In the Indian state of Maharashtra, sugarcane, garbanzo beans, carrots, and other crops are harvested in the winter months. Jaggery made from sugarcane is used abundantly in a variety of treats. During my childhood, on the day of Makar Sankranti, I remember filling small clay pots with a piece of sugarcane, a carrot, a few unshelled garbanzo beans, and a sweet ball-shaped ladoo made with sesame seeds and jaggery. I would then visit my friends in the neighborhood to trade these pots with them while saying, “Tilgool ghya ani goad bola,” (‘Accept these sweets and utter sweet words.’) The underlying thought is to forgive and forget the past ill-feelings, resolve conflicts, speak sweetly and remain friends. At that time, it just seemed like a good past time, but as I reflect on it, I think it is a very sweet tradition that reminds us to look beyond trivial quarrels and continue to build those bonds of friendship.

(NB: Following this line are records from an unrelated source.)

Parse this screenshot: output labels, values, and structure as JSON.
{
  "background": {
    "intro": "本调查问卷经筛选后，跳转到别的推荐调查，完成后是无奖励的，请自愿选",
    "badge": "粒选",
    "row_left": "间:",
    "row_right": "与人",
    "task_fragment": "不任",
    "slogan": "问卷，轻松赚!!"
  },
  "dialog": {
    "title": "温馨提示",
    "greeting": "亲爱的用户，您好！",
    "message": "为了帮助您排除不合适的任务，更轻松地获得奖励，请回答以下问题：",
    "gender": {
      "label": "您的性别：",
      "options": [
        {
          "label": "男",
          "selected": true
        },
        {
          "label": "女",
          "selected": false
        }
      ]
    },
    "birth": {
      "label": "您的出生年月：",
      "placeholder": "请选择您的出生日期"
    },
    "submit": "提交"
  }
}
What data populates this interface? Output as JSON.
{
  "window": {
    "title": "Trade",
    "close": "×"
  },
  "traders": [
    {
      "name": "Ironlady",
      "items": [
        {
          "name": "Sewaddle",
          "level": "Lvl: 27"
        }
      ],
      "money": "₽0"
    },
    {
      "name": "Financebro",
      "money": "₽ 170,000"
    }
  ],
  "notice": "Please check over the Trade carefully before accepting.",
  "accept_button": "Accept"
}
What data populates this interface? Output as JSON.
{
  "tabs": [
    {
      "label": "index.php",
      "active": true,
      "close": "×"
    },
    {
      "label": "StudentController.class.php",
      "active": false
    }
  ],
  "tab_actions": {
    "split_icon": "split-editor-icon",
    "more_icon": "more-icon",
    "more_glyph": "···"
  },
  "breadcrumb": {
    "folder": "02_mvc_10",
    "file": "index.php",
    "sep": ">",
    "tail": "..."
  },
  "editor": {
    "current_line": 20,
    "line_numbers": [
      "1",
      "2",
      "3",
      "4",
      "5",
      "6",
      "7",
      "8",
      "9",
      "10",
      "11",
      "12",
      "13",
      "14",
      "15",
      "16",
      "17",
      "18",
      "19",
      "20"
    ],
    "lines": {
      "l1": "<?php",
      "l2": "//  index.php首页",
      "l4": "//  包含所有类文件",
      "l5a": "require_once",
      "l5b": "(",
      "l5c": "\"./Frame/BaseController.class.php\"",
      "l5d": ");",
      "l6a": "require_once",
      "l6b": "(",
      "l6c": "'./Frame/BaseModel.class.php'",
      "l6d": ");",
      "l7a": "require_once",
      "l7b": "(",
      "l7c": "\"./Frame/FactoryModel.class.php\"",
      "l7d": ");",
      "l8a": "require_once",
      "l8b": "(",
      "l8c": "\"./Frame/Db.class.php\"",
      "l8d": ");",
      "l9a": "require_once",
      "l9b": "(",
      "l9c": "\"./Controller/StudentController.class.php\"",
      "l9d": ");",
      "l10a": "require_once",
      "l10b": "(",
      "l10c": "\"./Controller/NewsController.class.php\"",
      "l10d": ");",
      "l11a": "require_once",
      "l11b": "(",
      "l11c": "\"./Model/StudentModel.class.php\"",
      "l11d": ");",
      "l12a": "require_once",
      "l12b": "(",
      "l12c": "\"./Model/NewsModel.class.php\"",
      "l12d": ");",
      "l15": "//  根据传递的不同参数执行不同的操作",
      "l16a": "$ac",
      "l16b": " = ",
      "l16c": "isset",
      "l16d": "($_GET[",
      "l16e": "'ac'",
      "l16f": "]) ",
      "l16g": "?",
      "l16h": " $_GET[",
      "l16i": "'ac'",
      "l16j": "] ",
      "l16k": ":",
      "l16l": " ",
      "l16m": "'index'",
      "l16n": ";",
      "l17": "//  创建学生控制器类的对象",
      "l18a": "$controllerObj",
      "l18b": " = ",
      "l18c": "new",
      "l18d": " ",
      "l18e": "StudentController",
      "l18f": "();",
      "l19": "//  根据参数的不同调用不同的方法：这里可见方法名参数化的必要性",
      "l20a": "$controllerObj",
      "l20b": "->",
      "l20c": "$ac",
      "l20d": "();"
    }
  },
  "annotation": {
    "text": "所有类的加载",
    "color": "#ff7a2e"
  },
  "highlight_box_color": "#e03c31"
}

Replicating this tradition in the US presented multiple challenges, so I adopted another tradition, one I grew up with, of inviting female friends to a Haldi-kumkum (turmeric and vermillion) gathering. It was much like a high tea party. Along with tea and snacks, each woman received haldi-kumkum, a flower, tilgool ladoo, a sugar crystal candy made with sesame seed, and a gift. This gift was referred to as “a loot”. Traditionally, back home, the loot would be bangles, combs, bindis, or kitchen tools. In the US, the loot would be kitchen towels, a set of bowls, or similar items, but always included sharing the special significance of tilgool with my friends. My daughter and I enjoyed this gathering year after year.

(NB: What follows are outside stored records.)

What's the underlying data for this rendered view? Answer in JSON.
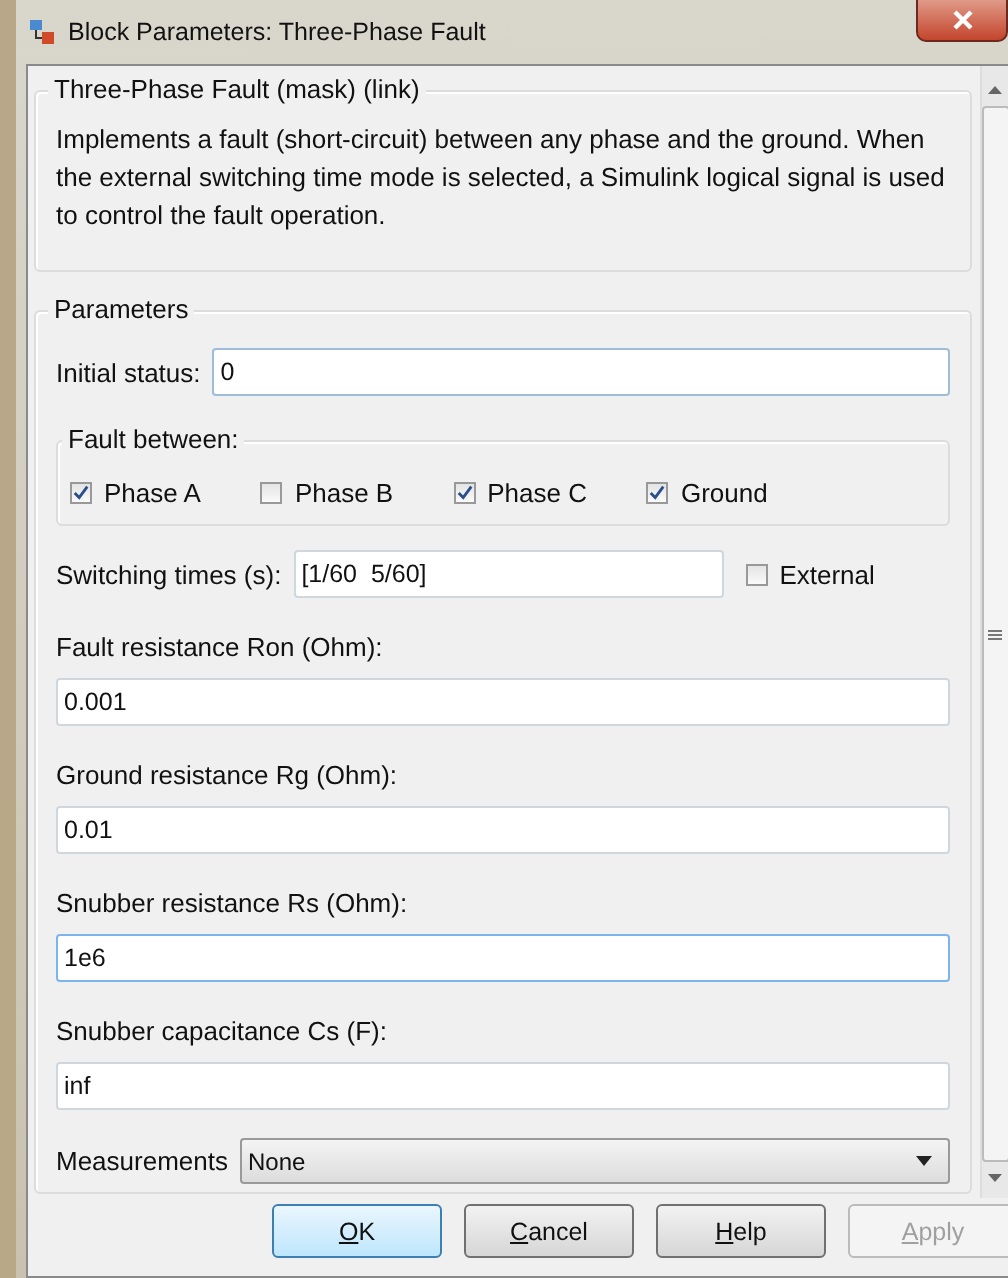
{
  "window": {
    "title": "Block Parameters: Three-Phase Fault"
  },
  "description": {
    "title": "Three-Phase Fault (mask) (link)",
    "text": "Implements a fault (short-circuit) between any phase and the ground. When the external switching time mode is selected, a Simulink logical signal is used to control the fault operation."
  },
  "parameters": {
    "title": "Parameters",
    "initial_status": {
      "label": "Initial status:",
      "value": "0"
    },
    "fault_between": {
      "title": "Fault between:",
      "options": [
        {
          "label": "Phase A",
          "checked": true
        },
        {
          "label": "Phase B",
          "checked": false
        },
        {
          "label": "Phase C",
          "checked": true
        },
        {
          "label": "Ground",
          "checked": true
        }
      ]
    },
    "switching_times": {
      "label": "Switching times (s):",
      "value": "[1/60  5/60]",
      "external": {
        "label": "External",
        "checked": false
      }
    },
    "fields": [
      {
        "label": "Fault resistance Ron (Ohm):",
        "value": "0.001",
        "focused": false
      },
      {
        "label": "Ground resistance Rg (Ohm):",
        "value": "0.01",
        "focused": false
      },
      {
        "label": "Snubber resistance Rs (Ohm):",
        "value": "1e6",
        "focused": true
      },
      {
        "label": "Snubber capacitance Cs (F):",
        "value": "inf",
        "focused": false
      }
    ],
    "measurements": {
      "label": "Measurements",
      "value": "None"
    }
  },
  "buttons": [
    {
      "label": "OK",
      "default": true,
      "disabled": false
    },
    {
      "label": "Cancel",
      "default": false,
      "disabled": false
    },
    {
      "label": "Help",
      "default": false,
      "disabled": false
    },
    {
      "label": "Apply",
      "default": false,
      "disabled": true
    }
  ]
}
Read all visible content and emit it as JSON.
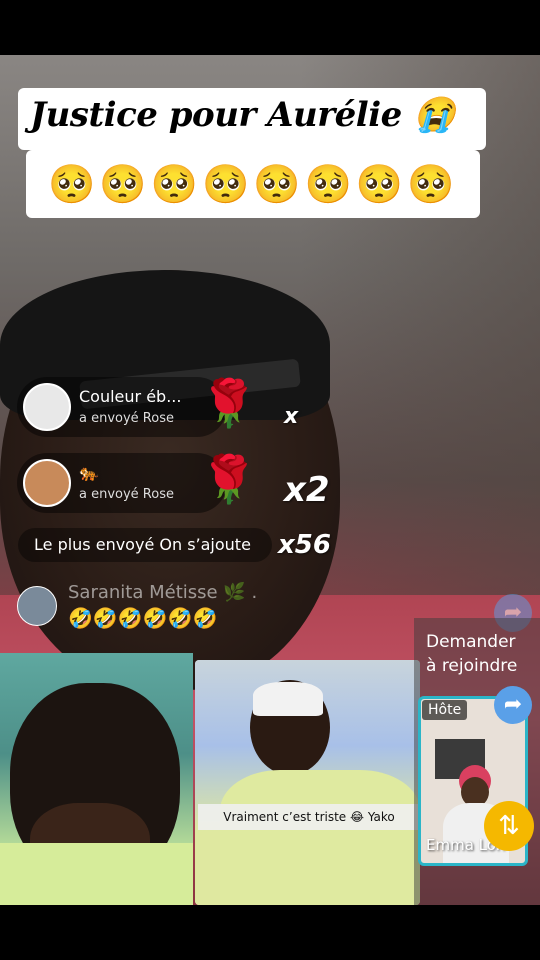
{
  "title": "Justice pour Aurélie 😭",
  "emoji_row": "🥺🥺🥺🥺🥺🥺🥺🥺",
  "gifts": [
    {
      "name": "Couleur éb...",
      "sub": "a envoyé  Rose",
      "gift_icon": "rose-icon",
      "multiplier": "x"
    },
    {
      "name": "🐅",
      "sub": "a envoyé  Rose",
      "gift_icon": "rose-icon",
      "multiplier": "x2"
    }
  ],
  "most_sent": {
    "label": "Le plus envoyé",
    "value": "On s’ajoute",
    "multiplier": "x56"
  },
  "comment": {
    "name": "Saranita Métisse 🌿 .",
    "text": "🤣🤣🤣🤣🤣🤣"
  },
  "photo_caption": "Vraiment c’est triste 😂 Yako",
  "join": {
    "label": "Demander à rejoindre"
  },
  "host": {
    "badge": "Hôte",
    "name": "Emma Lon"
  },
  "icons": {
    "share": "share-arrow-icon",
    "repeat": "repeat-icon"
  },
  "colors": {
    "accent_blue": "#5aa0e8",
    "host_border": "#2bb5c8",
    "repeat_yellow": "#f5b800"
  }
}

In Gujarat where I grew up, the local Gujarati community’s tradition is to fly kites on Sankranti. To prepare for this day, children and adults would strengthen their kite’s strings with home-made starch to participate in a “Kite War”! A strong string can defend their own kite while attacking someone else’s as kites soar and glide in the sky from every direction. Early morning, families would gather on terraces, streets, and parks to launch their kites. The skies dotted with kites, the jubilant, full-throated repetitive roar of “eh kattaaaa” (cut!), would echo throughout the neighborhood. As this innocent, triumphant cry echoed all around, kids looking for free-falling kites would dash madly to grab them. Nothing could stop them from invading other people’s homes, gardens, and trees to get their freebies. Even today I remember this day with nostalgia and long to return to my childhood.

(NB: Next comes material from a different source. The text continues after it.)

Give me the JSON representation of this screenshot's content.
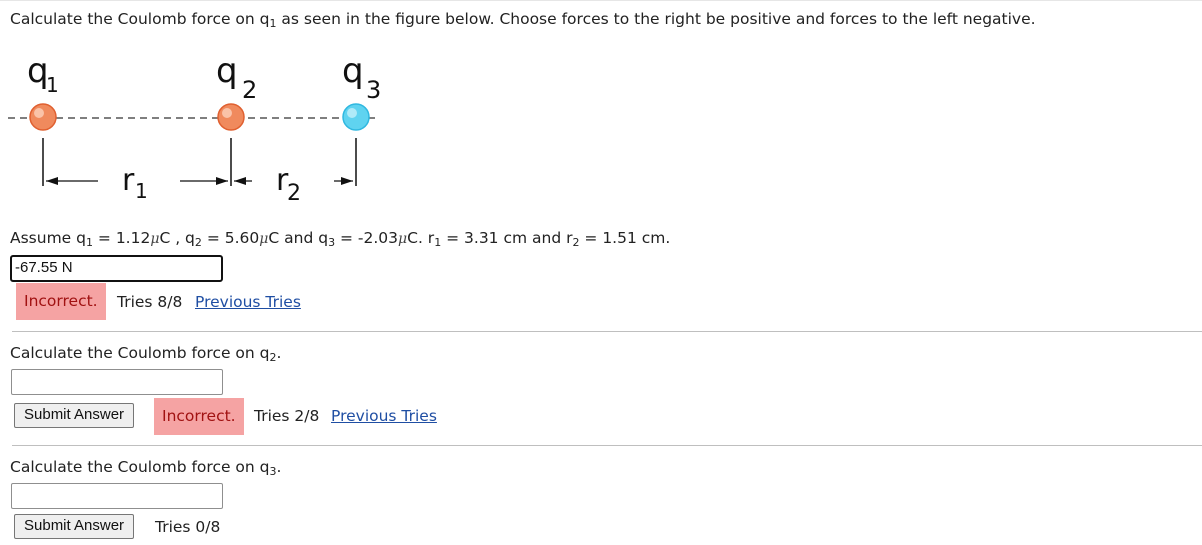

My choice to celebrate Makar Sankranti stems from the fact that humans have a natural tendency to belong, to share, to bond with others. The need was there when farmers shared their crops with each other nurturing solidarity; that demand is even stronger today, with our country bitterly divided from the lack of understanding of different cultures creating fault lines within our humanity. When these faults are under stress, seismic waves of doubts and clashes within communities produce fear and animosity. Sankranti can relieve that stress to a degree.

Pondering over my haldi-kumkum gatherings, I wish I had expanded my guest list to include non-Indian friends to share our culture, customs, and traditions. I would have done my small part to find common ground between cultures, and nurture unity among humans. We could belong to a world living under one sky traveling without boundaries, stealing each other’s kites while cheering the loot shared and received. It is not difficult to imagine the change a friendly tilgool can make.

There is a saying in my mother tongue Marathi:  If you have just one sesame seed, share it with seven others. It’s the characteristic of the sesame seed to create warmth in one’s body when consumed. On this upcoming Makar Sankranti, let’s share tilgool, and extend a warm hand of friendship.

Kalpana Gokhale is a retired Cupertino Union School District teacher. She enjoys being a grandmother to her four grandchildren, cooking their favorite foods, playing with them, while she continues to read and write for her personal growth.